This is a brilliant British movie from 1976 about a teenaged boy, Jonathan, without a father who is identified with the sea, restless, full of emotion and untameable. He is confused and frustrated as most adolescents are, desperate to move into the exciting life of an adult and find his own way, discover who he really is. Still suffering fro the traumatic loss of his father, he has developed a very unhealthy oedipal fascination with his mother Anne (Sarah Miles).
Anne meets a charismatic American sailor, Jim (played by Kris Kristofferson) and falls very deeply in love with him. At first, Jonathan is mesmerised by Jim and looks up to him as a new role model and replacement father figure but as Jim and Anne become more and more involved with each other, Jonathan’s repressed desires turn to anger and a desire to destroy the relationship and he turns to the sadistic and nihilistic leader of a small gang that he has entered, Chief, to aid him in his dark and disturbing quest.
Adapted from a novel by controversial Japanese writer Yukio Mishima, The Sailor Who Fell From Grace With The Sea is a powerful and emotional tale, never spelling out it’s themes too directly but allowing the viewer to place their own interpretation on events.

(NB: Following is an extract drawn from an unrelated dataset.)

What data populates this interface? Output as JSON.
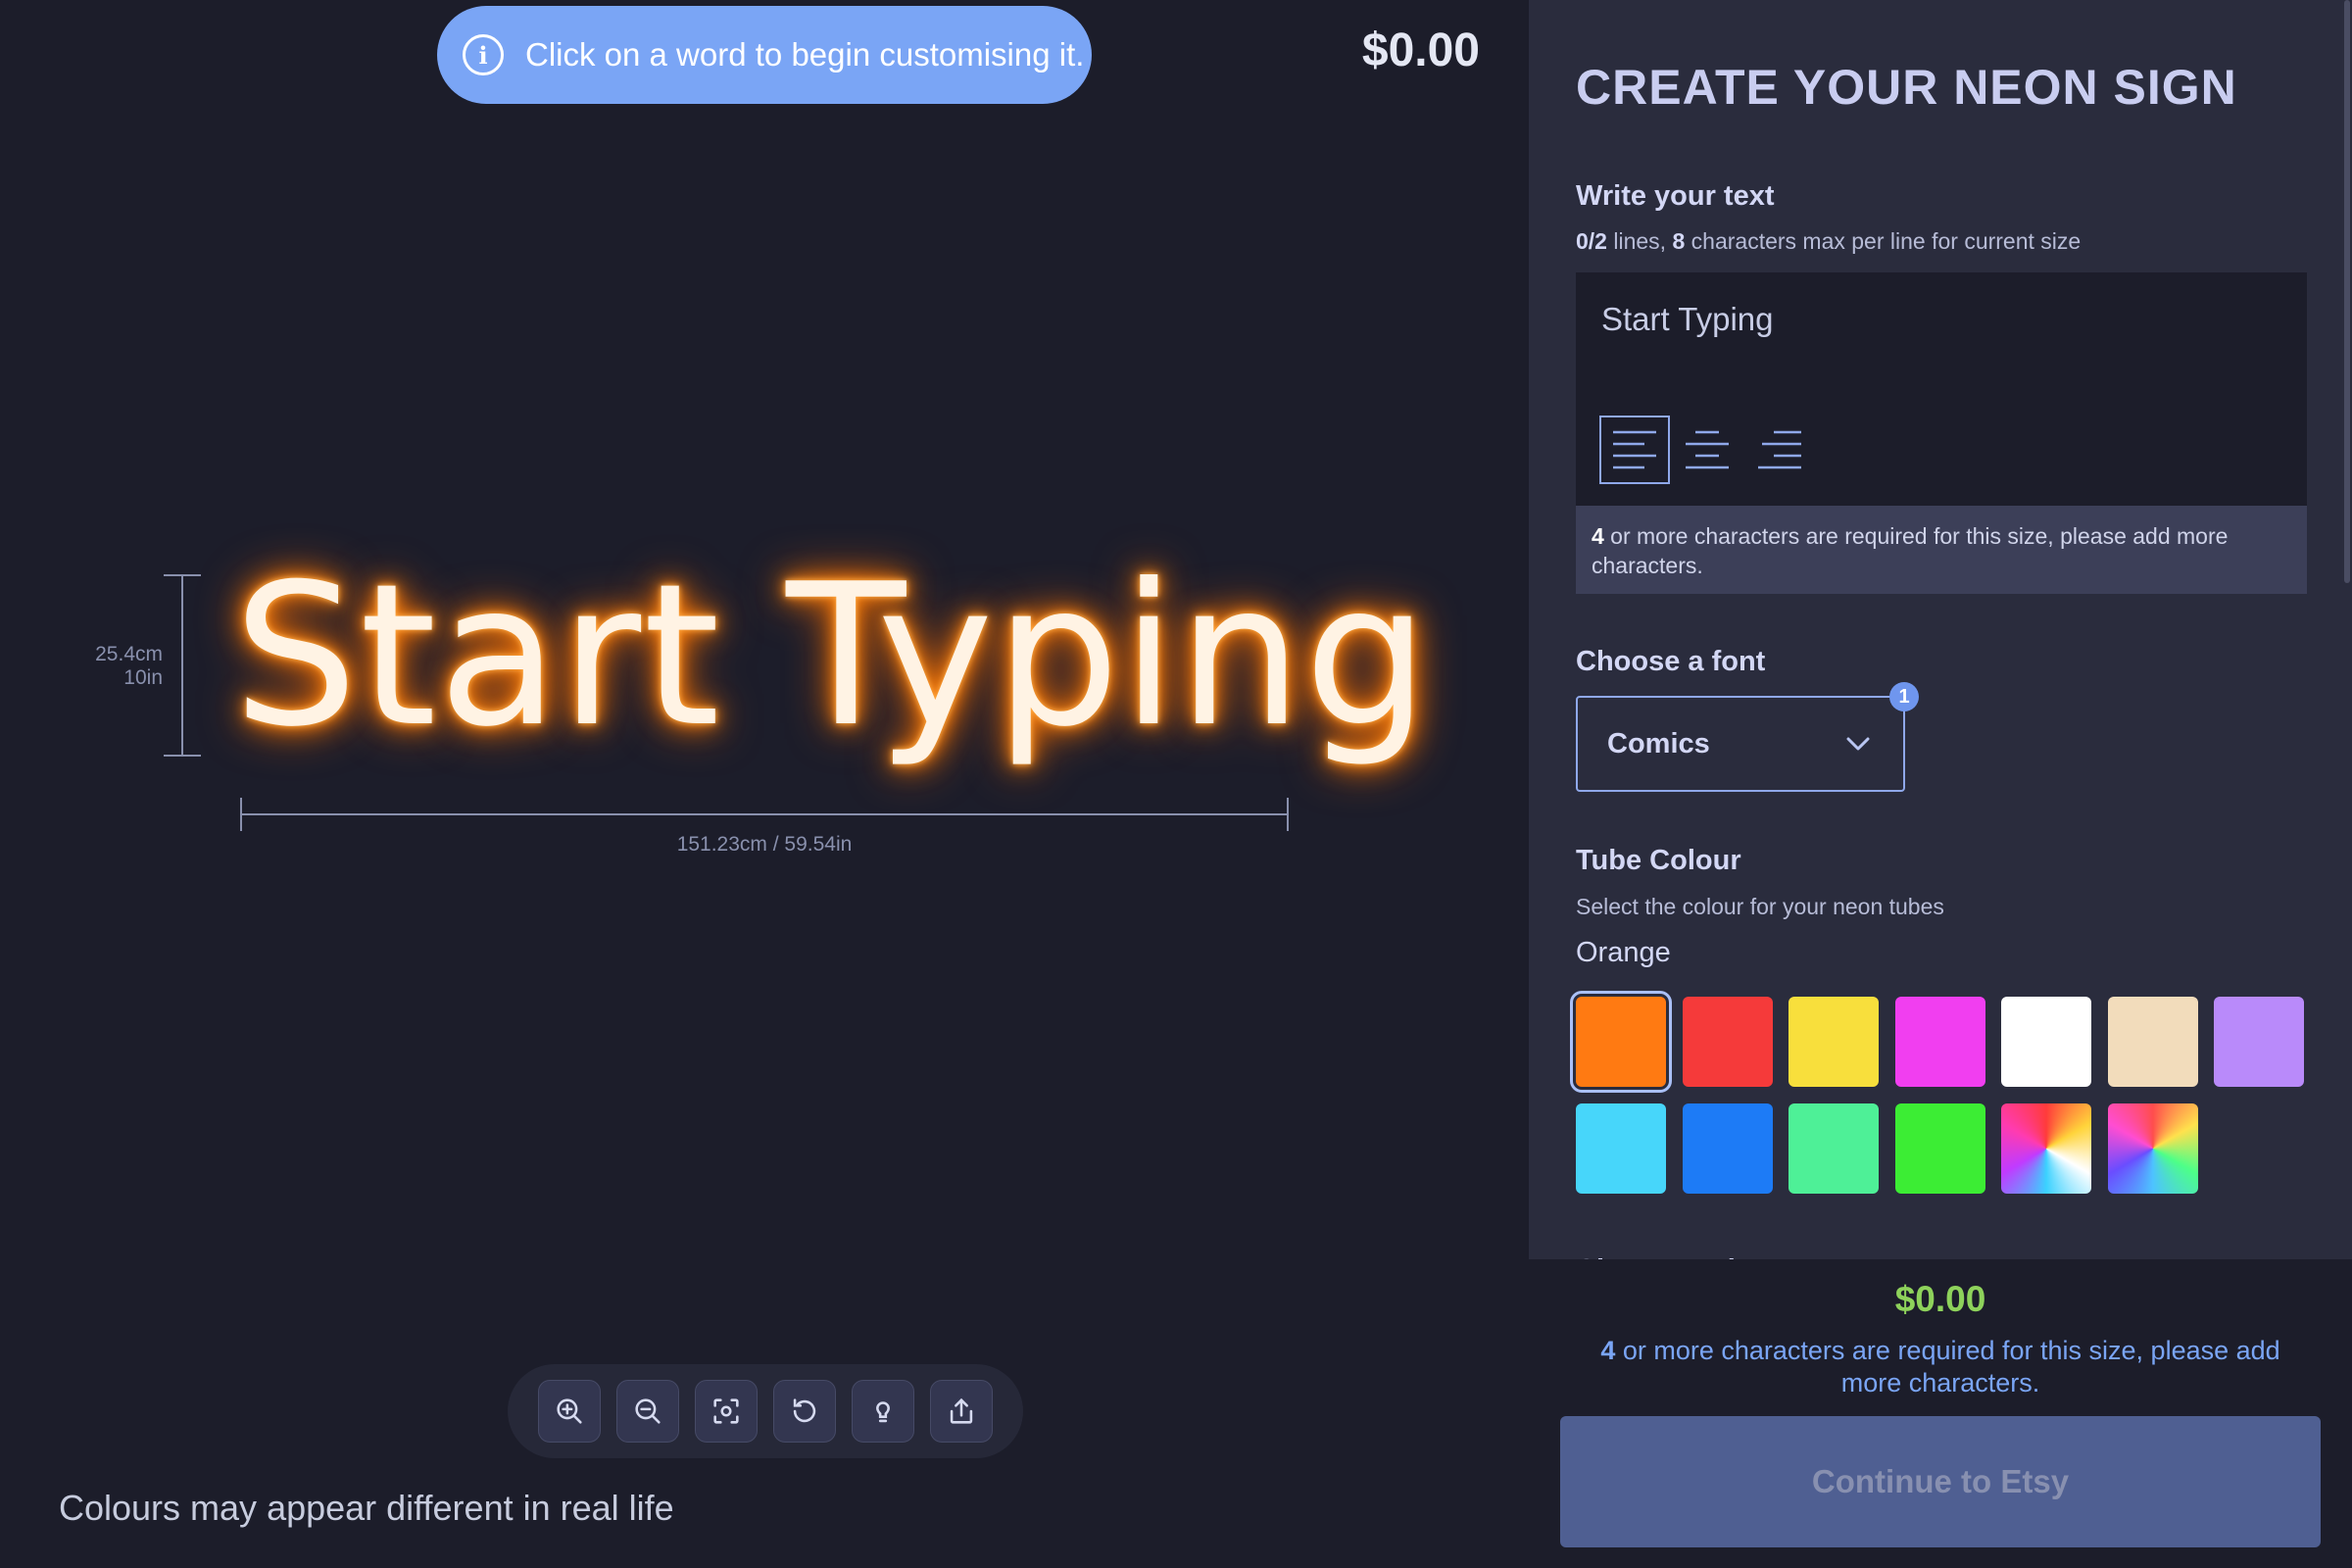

The descent of the children into a strange insanity is portrayed in a series of graphic and hard to watch sequences, including the mutilation and dissection of a cat as part of a lecture on existence, and these scenes of horror are beautifully counterpointed by the 100% believable and sexual relationship between Anne and Jim. Laced with metaphor and poetic imagery, the script, adapted by the director Lewis John Carlino makes the sea itself almost an extra character and the cinematography offers views of the Devon location that are breathtakingly beautiful in their own right yet never fail to serve the script’s intentions.
The cast are just excellent. Both Sarah Miles and Kris Kristofferson excel in their roles and Jonathan Khan as the tortured and confused Jonathan is stunning, one of those rare child actors who can be totally believable. This is an intelligent and artful film, one that doesn’t talk down to the audience for a moment. Definitely one to see, I cannot praise it highly enough.